Source records:
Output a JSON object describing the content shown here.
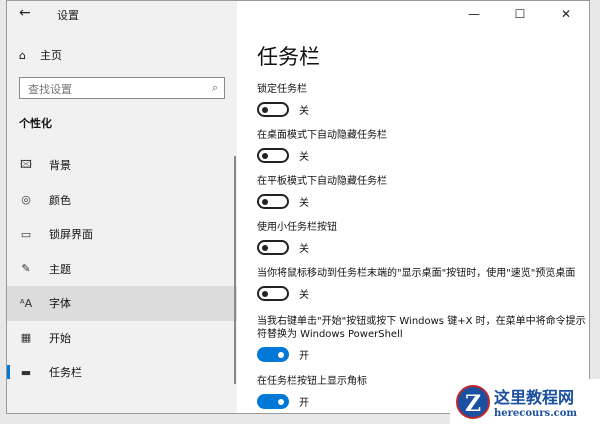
{
  "window": {
    "title": "设置",
    "controls": {
      "minimize": "—",
      "maximize": "☐",
      "close": "✕"
    },
    "back": "←"
  },
  "sidebar": {
    "home": "主页",
    "search_placeholder": "查找设置",
    "section": "个性化",
    "items": [
      {
        "label": "背景",
        "icon": "🖾"
      },
      {
        "label": "颜色",
        "icon": "◎"
      },
      {
        "label": "锁屏界面",
        "icon": "▭"
      },
      {
        "label": "主题",
        "icon": "✎"
      },
      {
        "label": "字体",
        "icon": "ᴬA"
      },
      {
        "label": "开始",
        "icon": "▦"
      },
      {
        "label": "任务栏",
        "icon": "▬"
      }
    ]
  },
  "main": {
    "title": "任务栏",
    "settings": [
      {
        "label": "锁定任务栏",
        "state": "关",
        "on": false
      },
      {
        "label": "在桌面模式下自动隐藏任务栏",
        "state": "关",
        "on": false
      },
      {
        "label": "在平板模式下自动隐藏任务栏",
        "state": "关",
        "on": false
      },
      {
        "label": "使用小任务栏按钮",
        "state": "关",
        "on": false
      },
      {
        "label": "当你将鼠标移动到任务栏末端的\"显示桌面\"按钮时，使用\"速览\"预览桌面",
        "state": "关",
        "on": false
      },
      {
        "label": "当我右键单击\"开始\"按钮或按下 Windows 键+X 时，在菜单中将命令提示符替换为 Windows PowerShell",
        "state": "开",
        "on": true
      },
      {
        "label": "在任务栏按钮上显示角标",
        "state": "开",
        "on": true
      }
    ]
  },
  "watermark": {
    "logo": "Z",
    "name": "这里教程网",
    "url": "herecours.com"
  }
}
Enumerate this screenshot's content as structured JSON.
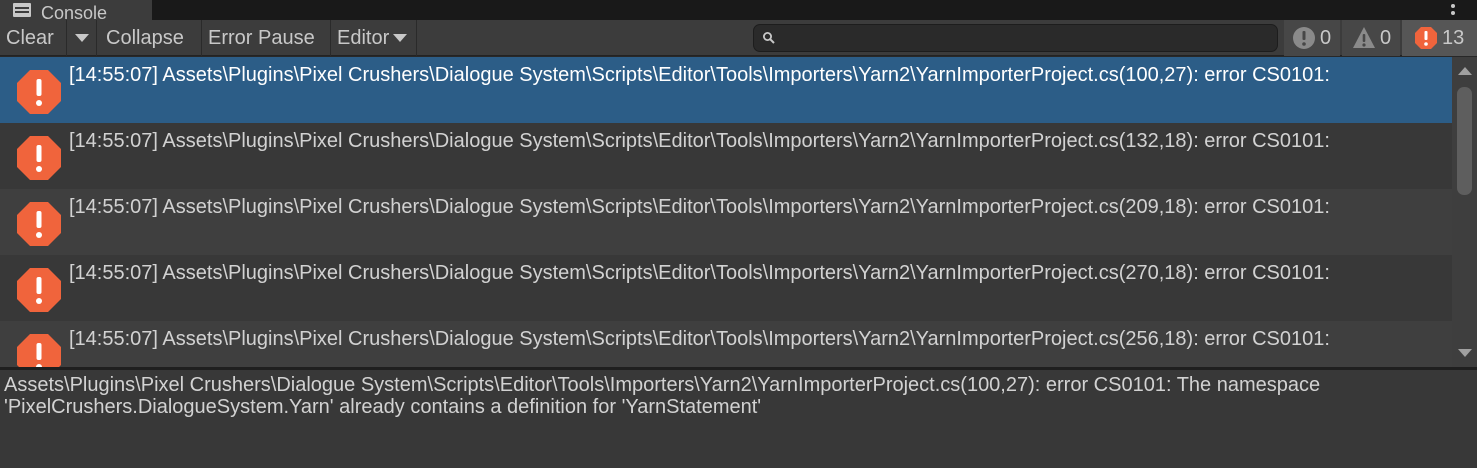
{
  "tab": {
    "title": "Console",
    "icon": "console-icon"
  },
  "toolbar": {
    "clear_label": "Clear",
    "collapse_label": "Collapse",
    "error_pause_label": "Error Pause",
    "editor_label": "Editor",
    "search": {
      "value": "",
      "placeholder": ""
    }
  },
  "counters": {
    "info": "0",
    "warnings": "0",
    "errors": "13"
  },
  "colors": {
    "error": "#f0643c",
    "selection": "#2c5d87"
  },
  "log_entries": [
    {
      "text": "[14:55:07] Assets\\Plugins\\Pixel Crushers\\Dialogue System\\Scripts\\Editor\\Tools\\Importers\\Yarn2\\YarnImporterProject.cs(100,27): error CS0101:",
      "selected": true
    },
    {
      "text": "[14:55:07] Assets\\Plugins\\Pixel Crushers\\Dialogue System\\Scripts\\Editor\\Tools\\Importers\\Yarn2\\YarnImporterProject.cs(132,18): error CS0101:",
      "selected": false
    },
    {
      "text": "[14:55:07] Assets\\Plugins\\Pixel Crushers\\Dialogue System\\Scripts\\Editor\\Tools\\Importers\\Yarn2\\YarnImporterProject.cs(209,18): error CS0101:",
      "selected": false
    },
    {
      "text": "[14:55:07] Assets\\Plugins\\Pixel Crushers\\Dialogue System\\Scripts\\Editor\\Tools\\Importers\\Yarn2\\YarnImporterProject.cs(270,18): error CS0101:",
      "selected": false
    },
    {
      "text": "[14:55:07] Assets\\Plugins\\Pixel Crushers\\Dialogue System\\Scripts\\Editor\\Tools\\Importers\\Yarn2\\YarnImporterProject.cs(256,18): error CS0101:",
      "selected": false
    }
  ],
  "detail": {
    "line1": "Assets\\Plugins\\Pixel Crushers\\Dialogue System\\Scripts\\Editor\\Tools\\Importers\\Yarn2\\YarnImporterProject.cs(100,27): error CS0101: The namespace",
    "line2": "'PixelCrushers.DialogueSystem.Yarn' already contains a definition for 'YarnStatement'"
  }
}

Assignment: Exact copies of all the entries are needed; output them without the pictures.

Answer for the task:
Output a JSON object describing the content shown here.
{
  "window": {
    "title": "设置",
    "controls": {
      "minimize": "—",
      "maximize": "☐",
      "close": "✕"
    },
    "back": "←"
  },
  "sidebar": {
    "home": "主页",
    "search_placeholder": "查找设置",
    "section": "个性化",
    "items": [
      {
        "label": "背景",
        "icon": "🖾"
      },
      {
        "label": "颜色",
        "icon": "◎"
      },
      {
        "label": "锁屏界面",
        "icon": "▭"
      },
      {
        "label": "主题",
        "icon": "✎"
      },
      {
        "label": "字体",
        "icon": "ᴬA"
      },
      {
        "label": "开始",
        "icon": "▦"
      },
      {
        "label": "任务栏",
        "icon": "▬"
      }
    ]
  },
  "main": {
    "title": "任务栏",
    "settings": [
      {
        "label": "锁定任务栏",
        "state": "关",
        "on": false
      },
      {
        "label": "在桌面模式下自动隐藏任务栏",
        "state": "关",
        "on": false
      },
      {
        "label": "在平板模式下自动隐藏任务栏",
        "state": "关",
        "on": false
      },
      {
        "label": "使用小任务栏按钮",
        "state": "关",
        "on": false
      },
      {
        "label": "当你将鼠标移动到任务栏末端的\"显示桌面\"按钮时，使用\"速览\"预览桌面",
        "state": "关",
        "on": false
      },
      {
        "label": "当我右键单击\"开始\"按钮或按下 Windows 键+X 时，在菜单中将命令提示符替换为 Windows PowerShell",
        "state": "开",
        "on": true
      },
      {
        "label": "在任务栏按钮上显示角标",
        "state": "开",
        "on": true
      }
    ]
  },
  "watermark": {
    "logo": "Z",
    "name": "这里教程网",
    "url": "herecours.com"
  }
}
Enumerate this screenshot's content as structured JSON.
{
  "tab": {
    "title": "Console",
    "icon": "console-icon"
  },
  "toolbar": {
    "clear_label": "Clear",
    "collapse_label": "Collapse",
    "error_pause_label": "Error Pause",
    "editor_label": "Editor",
    "search": {
      "value": "",
      "placeholder": ""
    }
  },
  "counters": {
    "info": "0",
    "warnings": "0",
    "errors": "13"
  },
  "colors": {
    "error": "#f0643c",
    "selection": "#2c5d87"
  },
  "log_entries": [
    {
      "text": "[14:55:07] Assets\\Plugins\\Pixel Crushers\\Dialogue System\\Scripts\\Editor\\Tools\\Importers\\Yarn2\\YarnImporterProject.cs(100,27): error CS0101:",
      "selected": true
    },
    {
      "text": "[14:55:07] Assets\\Plugins\\Pixel Crushers\\Dialogue System\\Scripts\\Editor\\Tools\\Importers\\Yarn2\\YarnImporterProject.cs(132,18): error CS0101:",
      "selected": false
    },
    {
      "text": "[14:55:07] Assets\\Plugins\\Pixel Crushers\\Dialogue System\\Scripts\\Editor\\Tools\\Importers\\Yarn2\\YarnImporterProject.cs(209,18): error CS0101:",
      "selected": false
    },
    {
      "text": "[14:55:07] Assets\\Plugins\\Pixel Crushers\\Dialogue System\\Scripts\\Editor\\Tools\\Importers\\Yarn2\\YarnImporterProject.cs(270,18): error CS0101:",
      "selected": false
    },
    {
      "text": "[14:55:07] Assets\\Plugins\\Pixel Crushers\\Dialogue System\\Scripts\\Editor\\Tools\\Importers\\Yarn2\\YarnImporterProject.cs(256,18): error CS0101:",
      "selected": false
    }
  ],
  "detail": {
    "line1": "Assets\\Plugins\\Pixel Crushers\\Dialogue System\\Scripts\\Editor\\Tools\\Importers\\Yarn2\\YarnImporterProject.cs(100,27): error CS0101: The namespace",
    "line2": "'PixelCrushers.DialogueSystem.Yarn' already contains a definition for 'YarnStatement'"
  }
}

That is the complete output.